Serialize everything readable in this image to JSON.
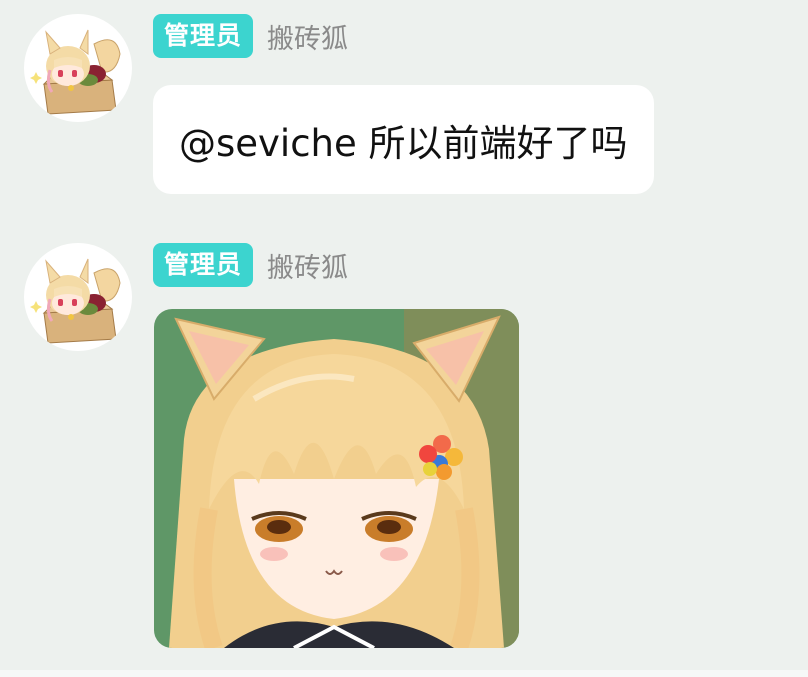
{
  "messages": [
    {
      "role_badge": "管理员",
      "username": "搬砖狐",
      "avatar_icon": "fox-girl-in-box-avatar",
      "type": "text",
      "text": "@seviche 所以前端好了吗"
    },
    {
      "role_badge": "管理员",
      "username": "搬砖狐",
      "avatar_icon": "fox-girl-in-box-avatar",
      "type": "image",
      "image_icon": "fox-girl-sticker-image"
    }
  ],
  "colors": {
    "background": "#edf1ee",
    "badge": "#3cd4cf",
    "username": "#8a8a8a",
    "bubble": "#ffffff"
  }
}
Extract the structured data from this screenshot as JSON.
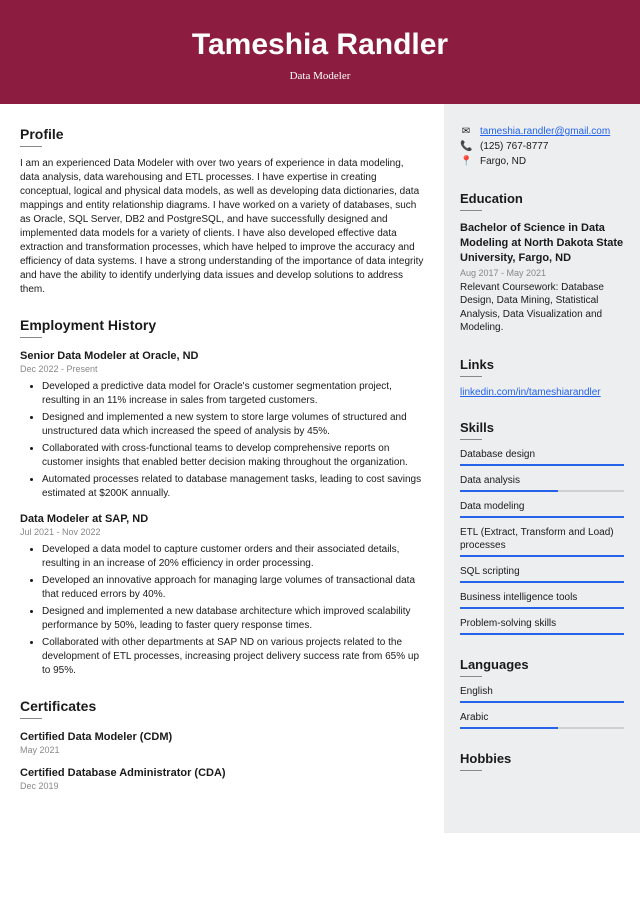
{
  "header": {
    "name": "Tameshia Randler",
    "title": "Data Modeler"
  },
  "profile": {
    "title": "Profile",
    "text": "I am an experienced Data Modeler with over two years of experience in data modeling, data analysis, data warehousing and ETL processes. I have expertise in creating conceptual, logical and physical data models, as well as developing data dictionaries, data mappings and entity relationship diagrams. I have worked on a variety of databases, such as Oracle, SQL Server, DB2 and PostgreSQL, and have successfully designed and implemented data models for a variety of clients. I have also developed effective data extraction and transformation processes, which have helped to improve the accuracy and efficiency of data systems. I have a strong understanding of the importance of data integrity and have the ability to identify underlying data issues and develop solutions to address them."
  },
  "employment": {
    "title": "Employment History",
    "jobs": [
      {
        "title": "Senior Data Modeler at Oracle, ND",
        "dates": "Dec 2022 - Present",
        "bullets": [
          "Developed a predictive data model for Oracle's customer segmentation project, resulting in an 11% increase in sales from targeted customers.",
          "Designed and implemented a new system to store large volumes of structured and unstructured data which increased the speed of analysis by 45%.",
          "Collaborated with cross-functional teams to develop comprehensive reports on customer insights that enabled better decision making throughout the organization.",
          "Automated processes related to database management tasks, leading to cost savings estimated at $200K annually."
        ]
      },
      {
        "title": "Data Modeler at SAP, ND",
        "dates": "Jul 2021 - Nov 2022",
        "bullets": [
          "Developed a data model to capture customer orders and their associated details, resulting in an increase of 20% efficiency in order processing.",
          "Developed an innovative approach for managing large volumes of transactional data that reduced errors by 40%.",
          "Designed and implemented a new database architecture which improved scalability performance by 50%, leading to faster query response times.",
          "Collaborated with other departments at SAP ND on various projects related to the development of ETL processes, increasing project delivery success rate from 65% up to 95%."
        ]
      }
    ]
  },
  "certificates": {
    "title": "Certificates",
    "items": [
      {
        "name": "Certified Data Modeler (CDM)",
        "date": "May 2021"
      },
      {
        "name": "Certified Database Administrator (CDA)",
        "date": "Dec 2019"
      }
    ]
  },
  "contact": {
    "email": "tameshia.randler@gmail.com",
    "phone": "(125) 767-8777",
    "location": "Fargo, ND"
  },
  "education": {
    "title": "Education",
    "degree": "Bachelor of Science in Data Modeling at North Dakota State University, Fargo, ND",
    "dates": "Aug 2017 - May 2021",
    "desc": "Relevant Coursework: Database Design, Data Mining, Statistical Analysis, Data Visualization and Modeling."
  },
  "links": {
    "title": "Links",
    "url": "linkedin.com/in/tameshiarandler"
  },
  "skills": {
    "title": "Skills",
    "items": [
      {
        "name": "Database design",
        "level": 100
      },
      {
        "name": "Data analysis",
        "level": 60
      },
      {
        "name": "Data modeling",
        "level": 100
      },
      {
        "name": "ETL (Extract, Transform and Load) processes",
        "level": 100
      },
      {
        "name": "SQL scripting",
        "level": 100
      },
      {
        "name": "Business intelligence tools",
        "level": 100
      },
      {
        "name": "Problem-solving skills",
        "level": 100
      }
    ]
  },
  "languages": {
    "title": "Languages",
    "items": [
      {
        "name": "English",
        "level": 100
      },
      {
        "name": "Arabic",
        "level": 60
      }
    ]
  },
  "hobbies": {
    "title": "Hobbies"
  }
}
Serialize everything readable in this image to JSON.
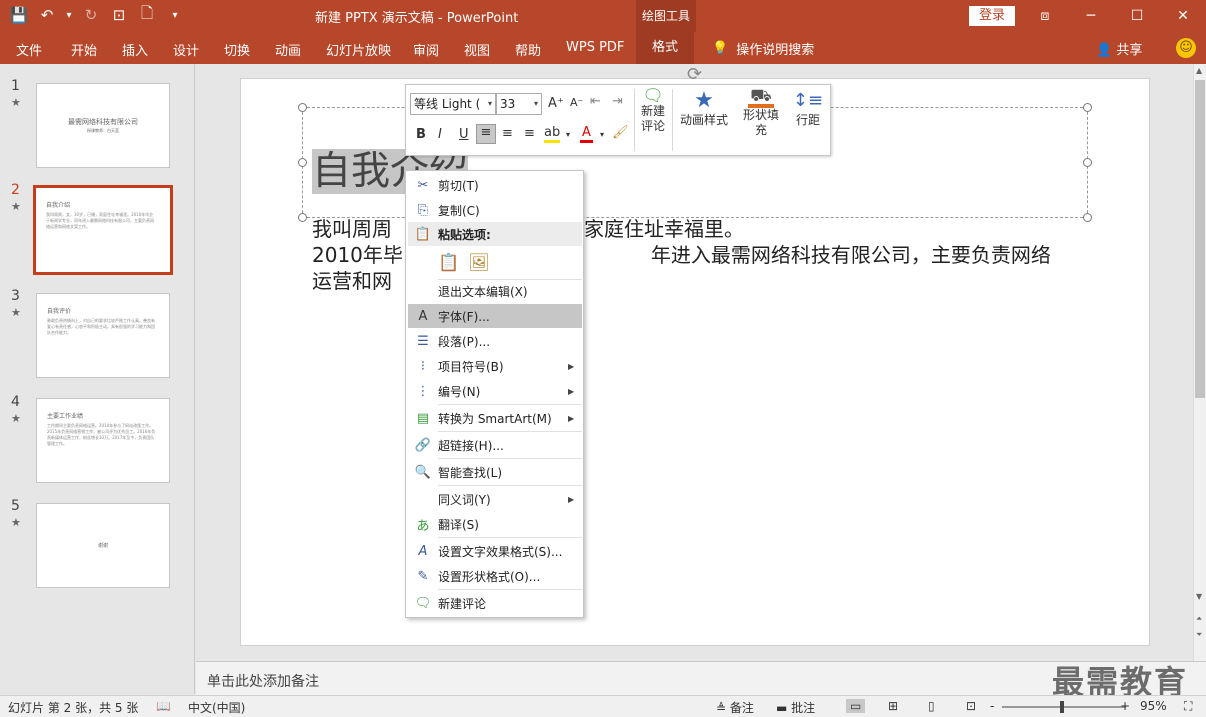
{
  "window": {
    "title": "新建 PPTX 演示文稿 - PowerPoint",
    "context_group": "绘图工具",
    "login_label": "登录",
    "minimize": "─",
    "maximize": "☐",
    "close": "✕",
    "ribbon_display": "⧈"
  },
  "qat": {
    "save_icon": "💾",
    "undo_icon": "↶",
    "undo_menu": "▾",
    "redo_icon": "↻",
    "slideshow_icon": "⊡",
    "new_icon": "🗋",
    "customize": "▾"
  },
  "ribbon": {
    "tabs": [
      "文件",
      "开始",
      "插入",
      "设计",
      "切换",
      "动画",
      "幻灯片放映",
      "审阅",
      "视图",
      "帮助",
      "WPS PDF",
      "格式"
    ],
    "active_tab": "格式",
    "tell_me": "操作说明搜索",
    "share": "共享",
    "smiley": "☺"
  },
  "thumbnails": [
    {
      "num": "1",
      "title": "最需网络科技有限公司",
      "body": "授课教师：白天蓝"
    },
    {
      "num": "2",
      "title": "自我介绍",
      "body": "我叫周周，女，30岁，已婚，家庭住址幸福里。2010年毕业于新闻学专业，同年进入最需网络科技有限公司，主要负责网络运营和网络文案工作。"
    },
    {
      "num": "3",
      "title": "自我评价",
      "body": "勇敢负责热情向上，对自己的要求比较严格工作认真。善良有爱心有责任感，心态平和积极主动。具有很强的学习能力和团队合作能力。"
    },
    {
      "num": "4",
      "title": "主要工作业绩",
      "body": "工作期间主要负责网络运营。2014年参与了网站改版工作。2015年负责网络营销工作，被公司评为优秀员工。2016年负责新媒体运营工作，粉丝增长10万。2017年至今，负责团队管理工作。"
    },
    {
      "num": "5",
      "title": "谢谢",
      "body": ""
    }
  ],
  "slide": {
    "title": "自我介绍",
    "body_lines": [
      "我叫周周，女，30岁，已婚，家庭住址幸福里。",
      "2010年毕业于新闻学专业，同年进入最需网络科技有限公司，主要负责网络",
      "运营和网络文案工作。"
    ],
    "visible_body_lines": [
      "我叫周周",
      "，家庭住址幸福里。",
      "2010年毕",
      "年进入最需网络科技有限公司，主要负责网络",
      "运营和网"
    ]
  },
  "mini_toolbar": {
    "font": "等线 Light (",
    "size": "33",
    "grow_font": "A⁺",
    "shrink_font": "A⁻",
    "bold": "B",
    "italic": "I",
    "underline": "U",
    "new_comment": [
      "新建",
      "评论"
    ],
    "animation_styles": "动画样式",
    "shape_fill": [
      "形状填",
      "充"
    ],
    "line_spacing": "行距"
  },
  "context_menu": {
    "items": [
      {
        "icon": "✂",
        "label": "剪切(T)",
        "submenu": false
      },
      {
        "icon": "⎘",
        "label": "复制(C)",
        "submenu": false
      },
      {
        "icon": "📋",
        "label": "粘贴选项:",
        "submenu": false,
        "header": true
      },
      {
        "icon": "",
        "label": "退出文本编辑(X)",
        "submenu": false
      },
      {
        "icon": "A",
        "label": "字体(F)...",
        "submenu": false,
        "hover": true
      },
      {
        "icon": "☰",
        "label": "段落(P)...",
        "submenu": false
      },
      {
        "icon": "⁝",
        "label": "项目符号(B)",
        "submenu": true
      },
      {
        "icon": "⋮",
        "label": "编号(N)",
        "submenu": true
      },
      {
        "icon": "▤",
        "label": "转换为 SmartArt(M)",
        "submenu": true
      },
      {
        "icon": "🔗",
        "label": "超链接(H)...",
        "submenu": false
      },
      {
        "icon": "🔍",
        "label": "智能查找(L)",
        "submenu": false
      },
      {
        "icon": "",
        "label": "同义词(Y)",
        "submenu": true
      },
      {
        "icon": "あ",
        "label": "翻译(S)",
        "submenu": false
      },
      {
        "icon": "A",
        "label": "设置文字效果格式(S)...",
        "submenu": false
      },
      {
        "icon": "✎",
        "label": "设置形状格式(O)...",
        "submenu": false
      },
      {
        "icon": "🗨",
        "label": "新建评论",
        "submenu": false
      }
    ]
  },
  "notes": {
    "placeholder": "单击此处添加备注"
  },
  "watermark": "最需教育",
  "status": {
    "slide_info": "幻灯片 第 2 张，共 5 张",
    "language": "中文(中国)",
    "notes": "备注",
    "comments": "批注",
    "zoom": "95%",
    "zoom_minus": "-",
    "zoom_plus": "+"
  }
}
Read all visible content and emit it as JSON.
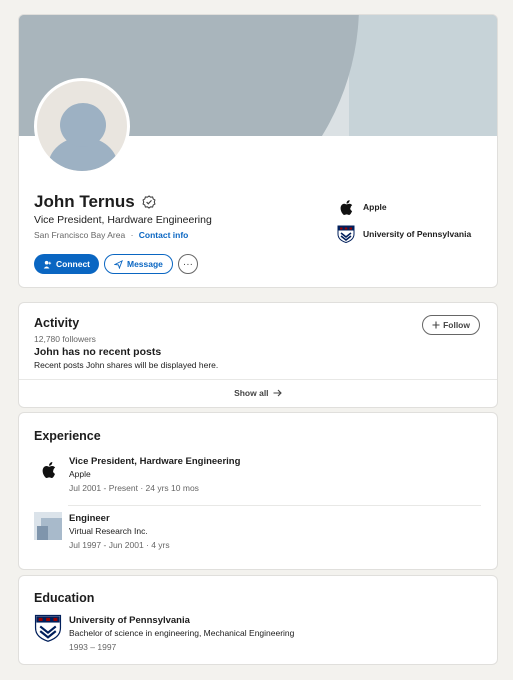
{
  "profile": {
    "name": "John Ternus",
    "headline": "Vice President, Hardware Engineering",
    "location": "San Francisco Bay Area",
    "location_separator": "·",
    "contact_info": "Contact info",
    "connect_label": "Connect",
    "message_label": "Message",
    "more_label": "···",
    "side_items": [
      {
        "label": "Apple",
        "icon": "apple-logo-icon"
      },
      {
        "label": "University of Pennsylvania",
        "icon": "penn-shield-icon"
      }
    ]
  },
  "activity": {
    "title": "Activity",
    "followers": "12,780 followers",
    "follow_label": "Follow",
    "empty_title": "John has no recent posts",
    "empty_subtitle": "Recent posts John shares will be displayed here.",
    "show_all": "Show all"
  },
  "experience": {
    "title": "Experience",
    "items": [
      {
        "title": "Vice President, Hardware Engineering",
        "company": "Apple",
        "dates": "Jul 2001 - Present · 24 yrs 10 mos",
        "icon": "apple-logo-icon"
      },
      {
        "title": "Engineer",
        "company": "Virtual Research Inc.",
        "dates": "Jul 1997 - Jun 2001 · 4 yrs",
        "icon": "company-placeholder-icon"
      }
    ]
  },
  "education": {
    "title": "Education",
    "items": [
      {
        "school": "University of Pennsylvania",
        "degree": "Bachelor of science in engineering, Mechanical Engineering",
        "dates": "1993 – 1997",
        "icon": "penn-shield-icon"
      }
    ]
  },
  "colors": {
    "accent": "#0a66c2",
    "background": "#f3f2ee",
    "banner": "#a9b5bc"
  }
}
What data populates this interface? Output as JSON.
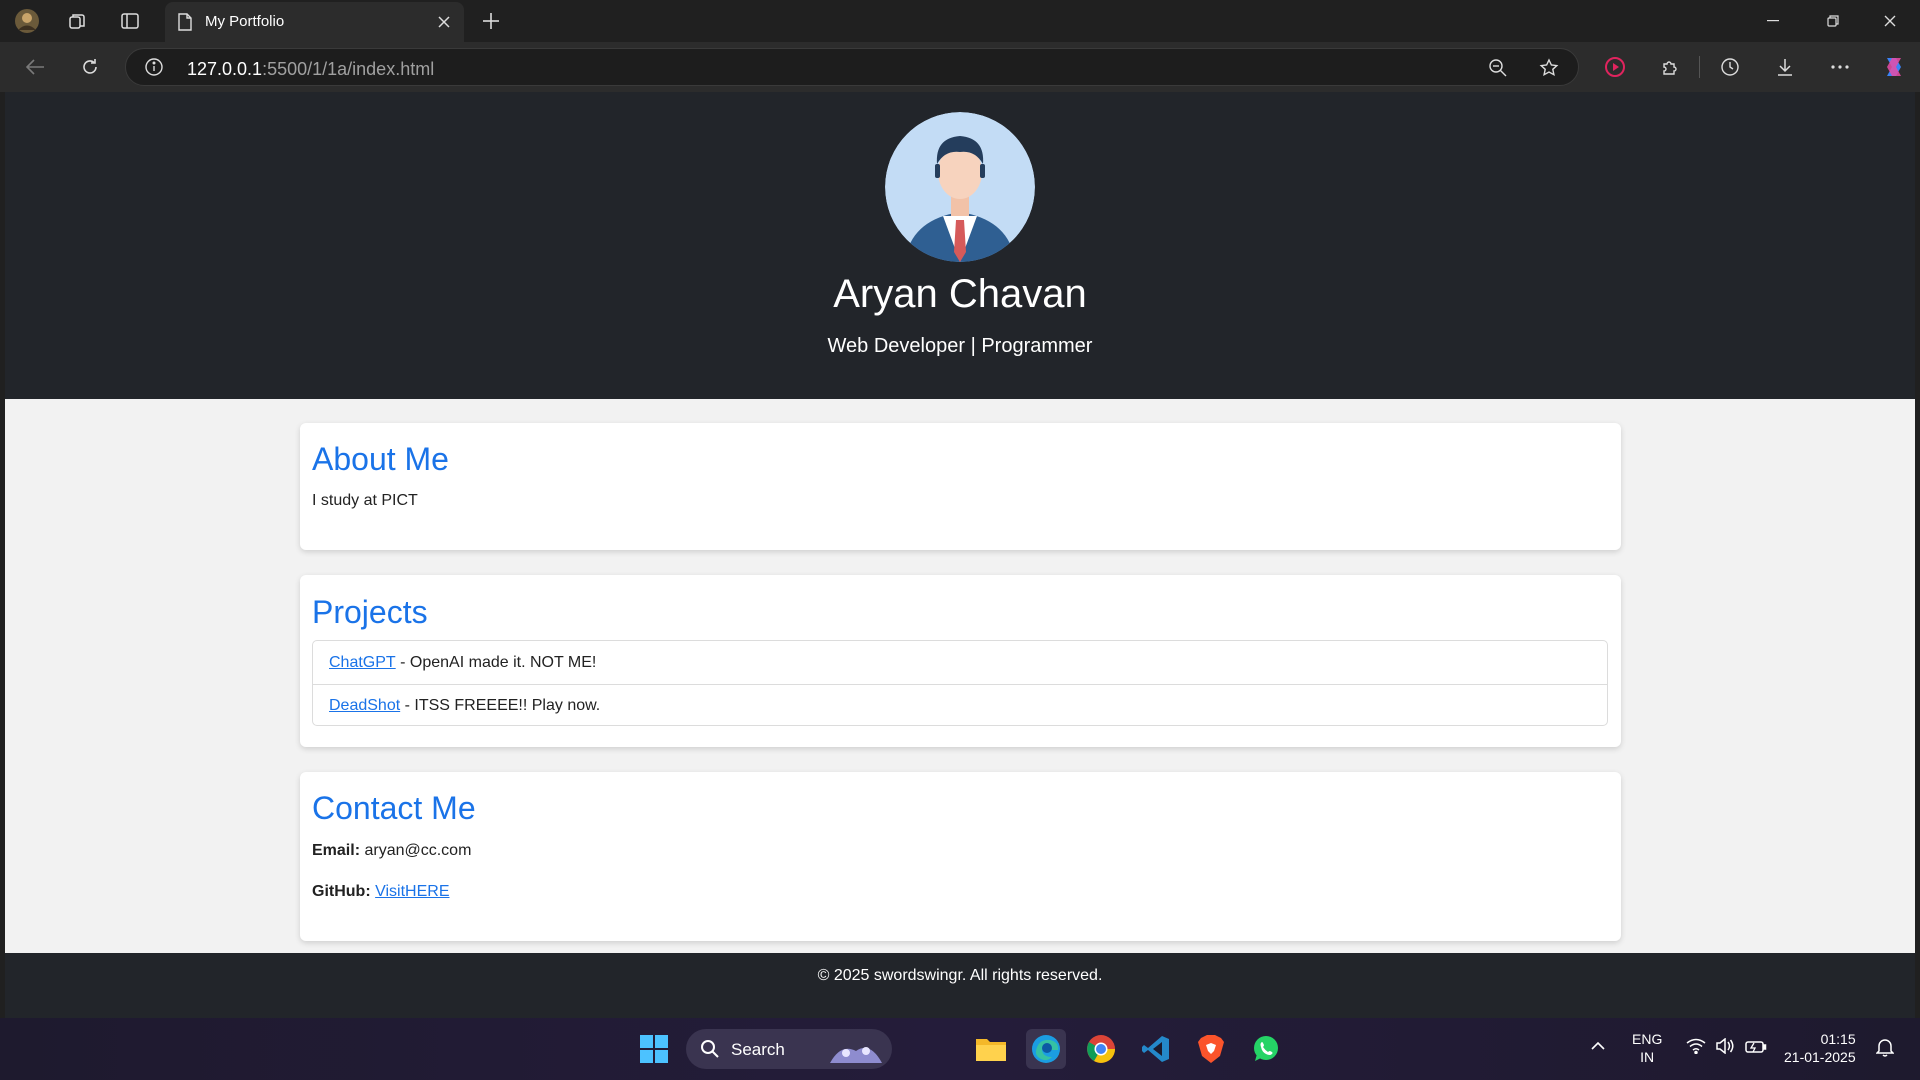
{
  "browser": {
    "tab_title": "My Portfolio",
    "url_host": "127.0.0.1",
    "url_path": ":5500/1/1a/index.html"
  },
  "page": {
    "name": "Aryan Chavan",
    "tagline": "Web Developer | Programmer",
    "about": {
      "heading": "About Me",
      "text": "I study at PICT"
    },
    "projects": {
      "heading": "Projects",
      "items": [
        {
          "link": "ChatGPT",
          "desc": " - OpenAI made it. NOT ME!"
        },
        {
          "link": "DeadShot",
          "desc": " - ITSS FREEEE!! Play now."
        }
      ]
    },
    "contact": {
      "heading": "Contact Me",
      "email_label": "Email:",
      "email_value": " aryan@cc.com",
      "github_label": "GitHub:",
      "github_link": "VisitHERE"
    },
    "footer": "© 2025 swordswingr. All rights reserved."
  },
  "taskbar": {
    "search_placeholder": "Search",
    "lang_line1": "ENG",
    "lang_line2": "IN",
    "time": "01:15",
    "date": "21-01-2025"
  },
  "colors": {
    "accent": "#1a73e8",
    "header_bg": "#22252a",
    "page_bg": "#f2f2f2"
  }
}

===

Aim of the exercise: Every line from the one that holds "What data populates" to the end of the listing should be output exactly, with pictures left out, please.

Response area:
What data populates this interface? Output as JSON.
{
  "browser": {
    "tab_title": "My Portfolio",
    "url_host": "127.0.0.1",
    "url_path": ":5500/1/1a/index.html"
  },
  "page": {
    "name": "Aryan Chavan",
    "tagline": "Web Developer | Programmer",
    "about": {
      "heading": "About Me",
      "text": "I study at PICT"
    },
    "projects": {
      "heading": "Projects",
      "items": [
        {
          "link": "ChatGPT",
          "desc": " - OpenAI made it. NOT ME!"
        },
        {
          "link": "DeadShot",
          "desc": " - ITSS FREEEE!! Play now."
        }
      ]
    },
    "contact": {
      "heading": "Contact Me",
      "email_label": "Email:",
      "email_value": " aryan@cc.com",
      "github_label": "GitHub:",
      "github_link": "VisitHERE"
    },
    "footer": "© 2025 swordswingr. All rights reserved."
  },
  "taskbar": {
    "search_placeholder": "Search",
    "lang_line1": "ENG",
    "lang_line2": "IN",
    "time": "01:15",
    "date": "21-01-2025"
  },
  "colors": {
    "accent": "#1a73e8",
    "header_bg": "#22252a",
    "page_bg": "#f2f2f2"
  }
}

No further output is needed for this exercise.